One of the biggest hurdles I see when it comes to content strategy is probably still siloed thinking. As it is usually the case, corporate communication pursues different goals than e.g. sales or marketing communication. Of course, each department has a separate “head of” with his / her own interests in mind and, of course, separate communication budgets. Often, these different entities need to communication to achieve their own targets but they do so with different understandings of their target groups, different topics being addressed and different objectives.
The result: a diffuse brand image and no uniform customer experience.
In the context of working on a solid content marketing strategy, my first question is always: is there an overarching corporate strategy? Do we have a brand strategy? And…
- Firstly, a strategy for the company’s goals; who do you want to be, where do you want to go?
- And secondly, a brand strategy, i. e. which brand values are defined and how do I differentiate myself from the competition?
In most cases, both are missing. When I emphasize how critical it is to have those, I have often looked at confused faces…
Then I get to hear something to the effect of: “We “only” want a content strategy, i. e. an overview of the strategic topic clusters (e. g. for a content calendar/editorial plan). We want to get started as quickly as possible and not lose time (and money) with “too much strategy”.”
This vaguely defined but very hyped “content marketing” discipline leads to impatient customers and a lack of any “culture of content”.
Also, businesses are not well equipped when it comes to “data intelligence”. In my opinion, there is no way around using and making sense of data to be able to anticipate customer needs. It must become the starting point and a guiding principle for how we want to manage and continuously optimize the customer (and content) experience. Data insights as a basis for the development of useful content.
Maël: What you say sounds like organizations need to rethink how they are structured… Is that what you are saying?

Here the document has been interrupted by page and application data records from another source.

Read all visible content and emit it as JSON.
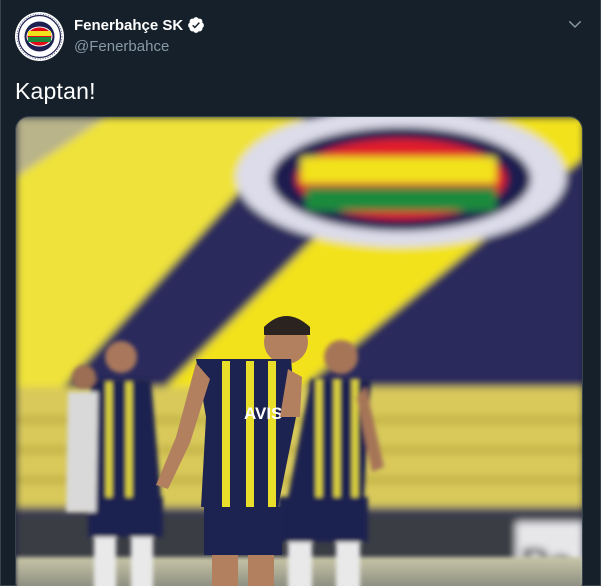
{
  "tweet": {
    "author": {
      "display_name": "Fenerbahçe SK",
      "handle": "@Fenerbahce",
      "verified": true,
      "avatar_icon": "fenerbahce-crest-icon"
    },
    "text": "Kaptan!",
    "menu_icon": "chevron-down-icon",
    "media": {
      "type": "photo",
      "shirt_sponsor": "AVIS"
    }
  },
  "colors": {
    "background": "#15202b",
    "secondary_text": "#8899a6",
    "verified_badge": "#ffffff",
    "club_yellow": "#f2e21b",
    "club_navy": "#1c1f4f"
  }
}
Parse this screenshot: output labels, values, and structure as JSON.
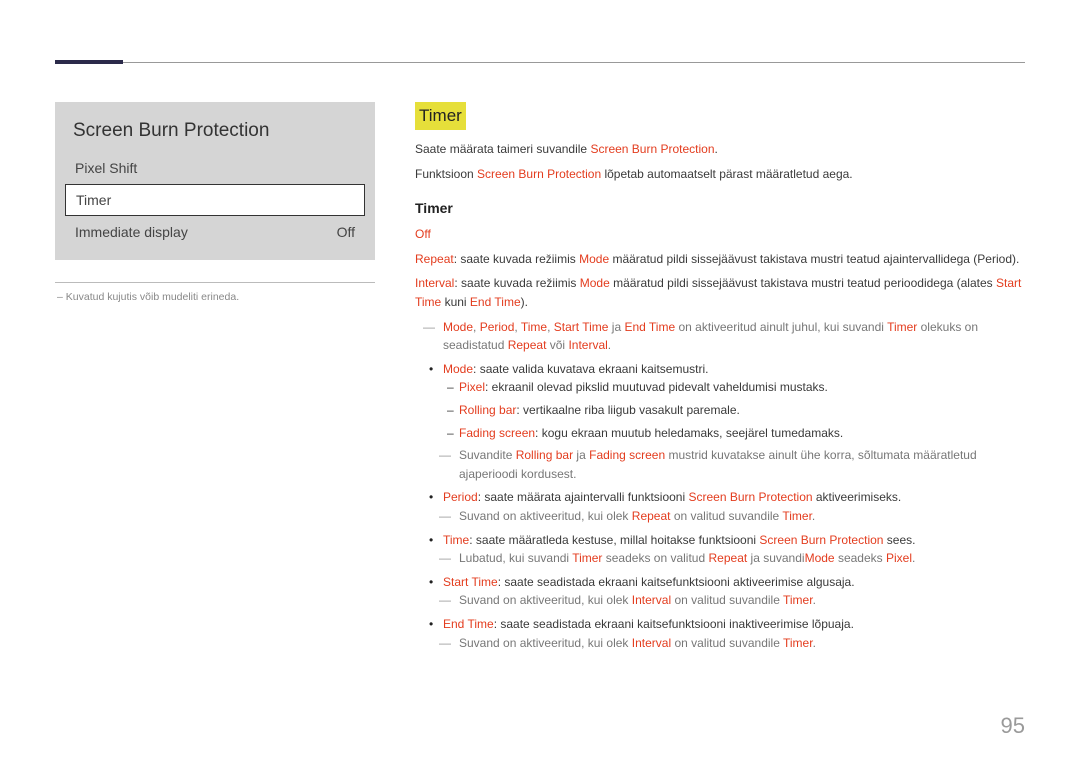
{
  "page_number": "95",
  "left": {
    "menu_title": "Screen Burn Protection",
    "pixel_shift": "Pixel Shift",
    "timer": "Timer",
    "immediate_display": "Immediate display",
    "off": "Off",
    "footnote": "Kuvatud kujutis võib mudeliti erineda."
  },
  "right": {
    "h_timer": "Timer",
    "intro1_a": "Saate määrata taimeri suvandile ",
    "intro1_b": "Screen Burn Protection",
    "intro1_c": ".",
    "intro2_a": "Funktsioon ",
    "intro2_b": "Screen Burn Protection",
    "intro2_c": " lõpetab automaatselt pärast määratletud aega.",
    "sub_timer": "Timer",
    "off": "Off",
    "repeat_lbl": "Repeat",
    "repeat_a": ": saate kuvada režiimis ",
    "repeat_mode": "Mode",
    "repeat_b": " määratud pildi sissejäävust takistava mustri teatud ajaintervallidega (Period).",
    "interval_lbl": "Interval",
    "interval_a": ": saate kuvada režiimis ",
    "interval_mode": "Mode",
    "interval_b": " määratud pildi sissejäävust takistava mustri teatud perioodidega (alates ",
    "interval_st": "Start Time",
    "interval_c": " kuni ",
    "interval_et": "End Time",
    "interval_d": ").",
    "note1_mode": "Mode",
    "note1_period": "Period",
    "note1_time": "Time",
    "note1_st": "Start Time",
    "note1_et": "End Time",
    "note1_a": ", ",
    "note1_b": " ja ",
    "note1_c": " on aktiveeritud ainult juhul, kui suvandi ",
    "note1_timer": "Timer",
    "note1_d": " olekuks on seadistatud ",
    "note1_repeat": "Repeat",
    "note1_e": " või ",
    "note1_interval": "Interval",
    "note1_f": ".",
    "mode_lbl": "Mode",
    "mode_txt": ": saate valida kuvatava ekraani kaitsemustri.",
    "pixel_lbl": "Pixel",
    "pixel_txt": ": ekraanil olevad pikslid muutuvad pidevalt vaheldumisi mustaks.",
    "rolling_lbl": "Rolling bar",
    "rolling_txt": ": vertikaalne riba liigub vasakult paremale.",
    "fading_lbl": "Fading screen",
    "fading_txt": ": kogu ekraan muutub heledamaks, seejärel tumedamaks.",
    "note2_a": "Suvandite ",
    "note2_rb": "Rolling bar",
    "note2_b": " ja ",
    "note2_fs": "Fading screen",
    "note2_c": " mustrid kuvatakse ainult ühe korra, sõltumata määratletud ajaperioodi kordusest.",
    "period_lbl": "Period",
    "period_a": ": saate määrata ajaintervalli funktsiooni ",
    "period_sbp": "Screen Burn Protection",
    "period_b": " aktiveerimiseks.",
    "note3_a": "Suvand on aktiveeritud, kui olek ",
    "note3_repeat": "Repeat",
    "note3_b": " on valitud suvandile ",
    "note3_timer": "Timer",
    "note3_c": ".",
    "time_lbl": "Time",
    "time_a": ": saate määratleda kestuse, millal hoitakse funktsiooni ",
    "time_sbp": "Screen Burn Protection",
    "time_b": " sees.",
    "note4_a": "Lubatud, kui suvandi ",
    "note4_timer": "Timer",
    "note4_b": " seadeks on valitud ",
    "note4_repeat": "Repeat",
    "note4_c": " ja suvandi",
    "note4_mode": "Mode",
    "note4_d": " seadeks ",
    "note4_pixel": "Pixel",
    "note4_e": ".",
    "starttime_lbl": "Start Time",
    "starttime_txt": ": saate seadistada ekraani kaitsefunktsiooni aktiveerimise algusaja.",
    "note5_a": "Suvand on aktiveeritud, kui olek ",
    "note5_interval": "Interval",
    "note5_b": " on valitud suvandile ",
    "note5_timer": "Timer",
    "note5_c": ".",
    "endtime_lbl": "End Time",
    "endtime_txt": ": saate seadistada ekraani kaitsefunktsiooni inaktiveerimise lõpuaja.",
    "note6_a": "Suvand on aktiveeritud, kui olek ",
    "note6_interval": "Interval",
    "note6_b": " on valitud suvandile ",
    "note6_timer": "Timer",
    "note6_c": "."
  }
}
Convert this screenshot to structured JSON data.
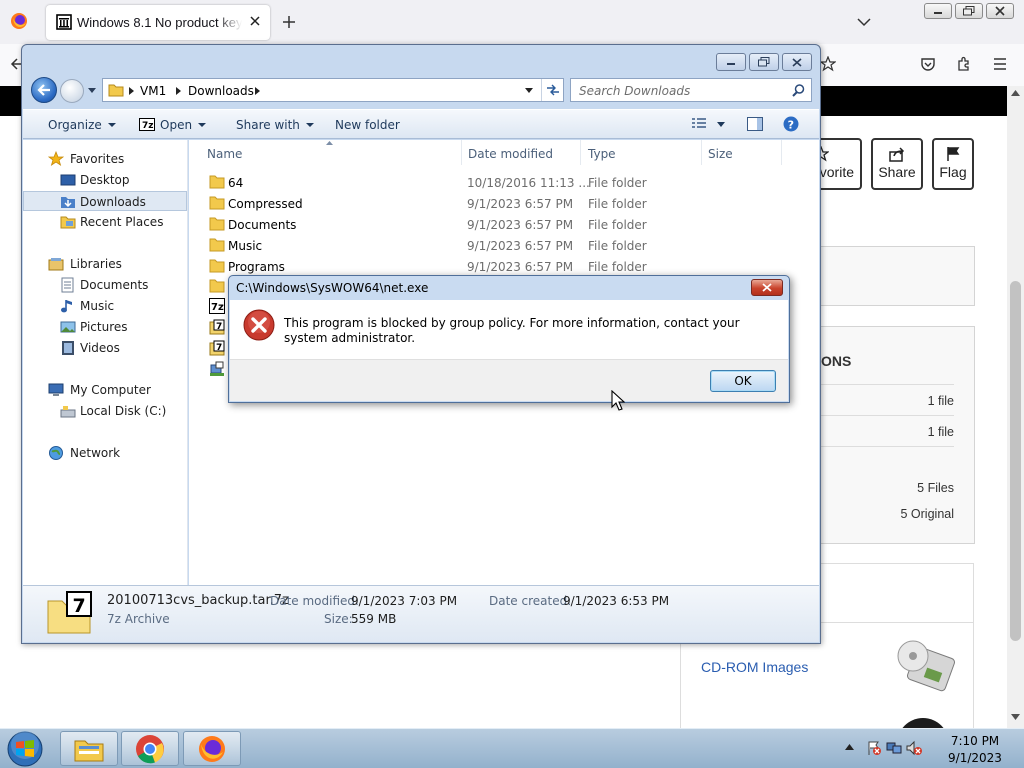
{
  "browser": {
    "tab_title": "Windows 8.1 No product key re",
    "colors": {
      "tabbar": "#f0f0f4",
      "accent": "#2a5db0"
    }
  },
  "site": {
    "favorite_label": "vorite",
    "share_label": "Share",
    "flag_label": "Flag",
    "panel_title": "ONS",
    "rows": [
      "1 file",
      "1 file",
      "5 Files",
      "5 Original"
    ],
    "cdrom_link": "CD-ROM Images"
  },
  "explorer": {
    "breadcrumb": [
      "VM1",
      "Downloads"
    ],
    "search_placeholder": "Search Downloads",
    "toolbar": {
      "organize": "Organize",
      "open": "Open",
      "share_with": "Share with",
      "new_folder": "New folder"
    },
    "nav": {
      "favorites": "Favorites",
      "desktop": "Desktop",
      "downloads": "Downloads",
      "recent_places": "Recent Places",
      "libraries": "Libraries",
      "documents": "Documents",
      "music": "Music",
      "pictures": "Pictures",
      "videos": "Videos",
      "my_computer": "My Computer",
      "local_disk": "Local Disk (C:)",
      "network": "Network"
    },
    "columns": {
      "name": "Name",
      "date_modified": "Date modified",
      "type": "Type",
      "size": "Size"
    },
    "files": [
      {
        "name": "64",
        "date": "10/18/2016 11:13 ...",
        "type": "File folder"
      },
      {
        "name": "Compressed",
        "date": "9/1/2023 6:57 PM",
        "type": "File folder"
      },
      {
        "name": "Documents",
        "date": "9/1/2023 6:57 PM",
        "type": "File folder"
      },
      {
        "name": "Music",
        "date": "9/1/2023 6:57 PM",
        "type": "File folder"
      },
      {
        "name": "Programs",
        "date": "9/1/2023 6:57 PM",
        "type": "File folder"
      }
    ],
    "details": {
      "filename": "20100713cvs_backup.tar.7z",
      "filetype": "7z Archive",
      "date_modified_label": "Date modified:",
      "date_modified": "9/1/2023 7:03 PM",
      "size_label": "Size:",
      "size": "559 MB",
      "date_created_label": "Date created:",
      "date_created": "9/1/2023 6:53 PM"
    }
  },
  "dialog": {
    "title": "C:\\Windows\\SysWOW64\\net.exe",
    "message": "This program is blocked by group policy. For more information, contact your system administrator.",
    "ok_label": "OK",
    "icon": "error-icon"
  },
  "taskbar": {
    "time": "7:10 PM",
    "date": "9/1/2023",
    "apps": [
      "windows-explorer",
      "google-chrome",
      "firefox"
    ]
  }
}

Marcus: Modern, digital communication requires a fundamental reorganization of communication in companies. For example, I think the Telekom Group’s approach at the so-called “Telekom Content Factory” is a successful example of how the company reshaped how they want to approach modern communication. The idea is to be able to produce reusable content that is branded and as channel-independent as possible. This requires central coordination and intelligent interaction between all departments, disciplines and competencies involved. Many such approaches are emerging and many more will follow.
There’s still a lot to do. The shift from a rather campaign-driven communication to an “always on” / instant communication is an incredibly difficult challenge to take on but also a great opportunity waiting to be seized for brands and companies.
The biggest challenges I see are for organizations to develop and establish a comprehensive content strategy to be used and understood across siloed structures, but also for different players to align on a common understanding. This is something that must be solved in the medium to long term…
I look forward to it.
Maël: Many thanks for the (again fascinating) discussion Marcus and for sharing your thoughts :=) I look forward to many more exciting conversations!